▸ What is needed
From the records below, count the lines holding the string "card". Only the number is wanted.

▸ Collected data
-- Opening Marker --

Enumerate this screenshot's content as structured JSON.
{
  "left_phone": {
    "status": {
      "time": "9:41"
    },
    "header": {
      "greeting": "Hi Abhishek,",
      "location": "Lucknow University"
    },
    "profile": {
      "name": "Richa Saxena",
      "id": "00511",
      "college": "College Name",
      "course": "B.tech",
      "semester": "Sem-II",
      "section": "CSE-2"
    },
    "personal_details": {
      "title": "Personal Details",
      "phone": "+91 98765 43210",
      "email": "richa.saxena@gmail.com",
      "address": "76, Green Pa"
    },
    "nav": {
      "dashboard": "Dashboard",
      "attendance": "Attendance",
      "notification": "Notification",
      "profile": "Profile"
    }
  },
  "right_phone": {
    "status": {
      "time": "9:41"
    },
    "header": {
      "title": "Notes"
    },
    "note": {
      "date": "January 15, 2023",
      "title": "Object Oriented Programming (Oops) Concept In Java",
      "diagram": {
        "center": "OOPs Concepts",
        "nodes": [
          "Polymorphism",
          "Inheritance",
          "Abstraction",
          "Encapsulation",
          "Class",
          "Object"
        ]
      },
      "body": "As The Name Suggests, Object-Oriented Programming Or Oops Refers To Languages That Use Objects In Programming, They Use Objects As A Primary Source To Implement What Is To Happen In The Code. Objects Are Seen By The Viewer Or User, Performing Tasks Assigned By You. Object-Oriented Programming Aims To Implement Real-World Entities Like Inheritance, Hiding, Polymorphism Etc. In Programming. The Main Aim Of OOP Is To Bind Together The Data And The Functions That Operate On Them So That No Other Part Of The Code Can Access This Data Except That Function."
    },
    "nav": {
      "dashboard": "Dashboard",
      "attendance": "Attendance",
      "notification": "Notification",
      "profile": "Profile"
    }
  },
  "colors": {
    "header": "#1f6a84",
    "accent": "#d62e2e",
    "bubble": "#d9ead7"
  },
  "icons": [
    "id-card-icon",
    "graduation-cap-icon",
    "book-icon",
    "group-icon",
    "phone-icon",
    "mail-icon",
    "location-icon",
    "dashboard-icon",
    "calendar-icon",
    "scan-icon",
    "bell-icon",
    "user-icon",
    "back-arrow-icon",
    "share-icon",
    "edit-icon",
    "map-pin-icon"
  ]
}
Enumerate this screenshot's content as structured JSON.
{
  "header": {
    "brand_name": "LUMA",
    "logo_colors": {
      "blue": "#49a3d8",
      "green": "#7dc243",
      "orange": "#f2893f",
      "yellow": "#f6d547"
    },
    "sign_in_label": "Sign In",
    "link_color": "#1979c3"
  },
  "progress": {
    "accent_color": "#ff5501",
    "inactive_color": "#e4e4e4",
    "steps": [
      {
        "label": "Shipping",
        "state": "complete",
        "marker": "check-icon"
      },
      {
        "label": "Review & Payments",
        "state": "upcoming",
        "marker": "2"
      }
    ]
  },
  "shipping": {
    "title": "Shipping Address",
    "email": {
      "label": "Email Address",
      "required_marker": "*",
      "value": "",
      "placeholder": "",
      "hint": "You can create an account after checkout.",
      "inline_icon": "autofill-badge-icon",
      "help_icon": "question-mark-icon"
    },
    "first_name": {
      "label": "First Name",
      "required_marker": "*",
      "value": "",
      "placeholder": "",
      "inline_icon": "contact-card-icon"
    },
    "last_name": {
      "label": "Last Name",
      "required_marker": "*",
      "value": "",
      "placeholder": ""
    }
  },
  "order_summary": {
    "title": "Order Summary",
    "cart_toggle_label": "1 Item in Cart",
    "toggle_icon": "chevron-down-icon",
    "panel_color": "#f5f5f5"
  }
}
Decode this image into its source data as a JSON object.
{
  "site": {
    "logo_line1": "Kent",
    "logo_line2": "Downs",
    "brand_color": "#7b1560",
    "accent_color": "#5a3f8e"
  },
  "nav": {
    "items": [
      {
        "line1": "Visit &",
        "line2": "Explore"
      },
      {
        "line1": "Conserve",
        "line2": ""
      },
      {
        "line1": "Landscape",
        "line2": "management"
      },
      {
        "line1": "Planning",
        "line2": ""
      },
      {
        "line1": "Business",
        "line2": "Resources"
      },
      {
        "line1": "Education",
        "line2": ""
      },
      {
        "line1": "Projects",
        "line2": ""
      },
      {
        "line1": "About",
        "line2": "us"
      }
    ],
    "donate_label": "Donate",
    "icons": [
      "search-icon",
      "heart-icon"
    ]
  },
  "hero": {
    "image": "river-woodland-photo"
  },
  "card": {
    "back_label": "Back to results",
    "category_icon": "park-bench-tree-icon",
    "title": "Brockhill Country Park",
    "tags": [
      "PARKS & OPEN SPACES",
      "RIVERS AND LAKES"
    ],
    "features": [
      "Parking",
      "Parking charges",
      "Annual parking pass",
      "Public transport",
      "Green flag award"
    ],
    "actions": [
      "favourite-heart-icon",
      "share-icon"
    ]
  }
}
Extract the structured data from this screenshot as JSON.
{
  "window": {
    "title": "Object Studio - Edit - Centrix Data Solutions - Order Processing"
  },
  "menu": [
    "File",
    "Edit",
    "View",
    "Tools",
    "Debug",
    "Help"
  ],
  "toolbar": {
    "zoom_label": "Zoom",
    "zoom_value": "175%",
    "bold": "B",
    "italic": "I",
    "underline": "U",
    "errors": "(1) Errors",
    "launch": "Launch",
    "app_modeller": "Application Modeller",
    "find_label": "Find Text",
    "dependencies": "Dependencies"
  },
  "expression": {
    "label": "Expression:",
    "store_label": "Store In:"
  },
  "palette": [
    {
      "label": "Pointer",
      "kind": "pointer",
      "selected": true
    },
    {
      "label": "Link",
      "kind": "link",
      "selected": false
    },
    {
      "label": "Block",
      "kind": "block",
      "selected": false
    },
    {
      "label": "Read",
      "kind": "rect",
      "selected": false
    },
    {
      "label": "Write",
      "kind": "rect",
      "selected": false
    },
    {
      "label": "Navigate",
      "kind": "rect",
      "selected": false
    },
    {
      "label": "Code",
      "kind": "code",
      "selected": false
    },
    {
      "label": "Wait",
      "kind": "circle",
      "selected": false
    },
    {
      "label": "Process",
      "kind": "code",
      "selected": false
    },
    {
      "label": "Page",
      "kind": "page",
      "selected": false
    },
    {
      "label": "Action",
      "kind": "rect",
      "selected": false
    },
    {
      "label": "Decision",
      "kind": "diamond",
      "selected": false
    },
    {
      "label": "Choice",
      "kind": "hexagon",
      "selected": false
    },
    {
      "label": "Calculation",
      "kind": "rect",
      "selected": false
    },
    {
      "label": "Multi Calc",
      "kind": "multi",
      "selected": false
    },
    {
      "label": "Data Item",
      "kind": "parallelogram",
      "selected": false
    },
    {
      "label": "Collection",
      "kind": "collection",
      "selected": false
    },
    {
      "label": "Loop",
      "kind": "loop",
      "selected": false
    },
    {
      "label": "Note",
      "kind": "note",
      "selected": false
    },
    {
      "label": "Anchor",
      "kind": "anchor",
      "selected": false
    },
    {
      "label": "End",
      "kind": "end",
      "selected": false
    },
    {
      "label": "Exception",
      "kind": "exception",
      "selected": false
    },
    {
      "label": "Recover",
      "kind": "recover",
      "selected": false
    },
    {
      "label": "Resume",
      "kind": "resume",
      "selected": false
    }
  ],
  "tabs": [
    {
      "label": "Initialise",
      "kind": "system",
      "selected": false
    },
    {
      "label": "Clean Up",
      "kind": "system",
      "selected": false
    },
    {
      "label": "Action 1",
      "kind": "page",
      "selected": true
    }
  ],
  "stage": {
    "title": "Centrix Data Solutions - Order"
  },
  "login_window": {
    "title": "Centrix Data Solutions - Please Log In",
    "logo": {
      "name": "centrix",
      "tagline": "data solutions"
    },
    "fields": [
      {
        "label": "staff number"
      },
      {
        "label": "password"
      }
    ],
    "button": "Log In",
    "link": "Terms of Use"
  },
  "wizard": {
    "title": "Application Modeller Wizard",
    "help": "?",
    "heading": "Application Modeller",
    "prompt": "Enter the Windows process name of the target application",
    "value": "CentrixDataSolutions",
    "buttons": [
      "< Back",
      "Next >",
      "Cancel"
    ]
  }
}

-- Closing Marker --

▸ Solution to the problem
3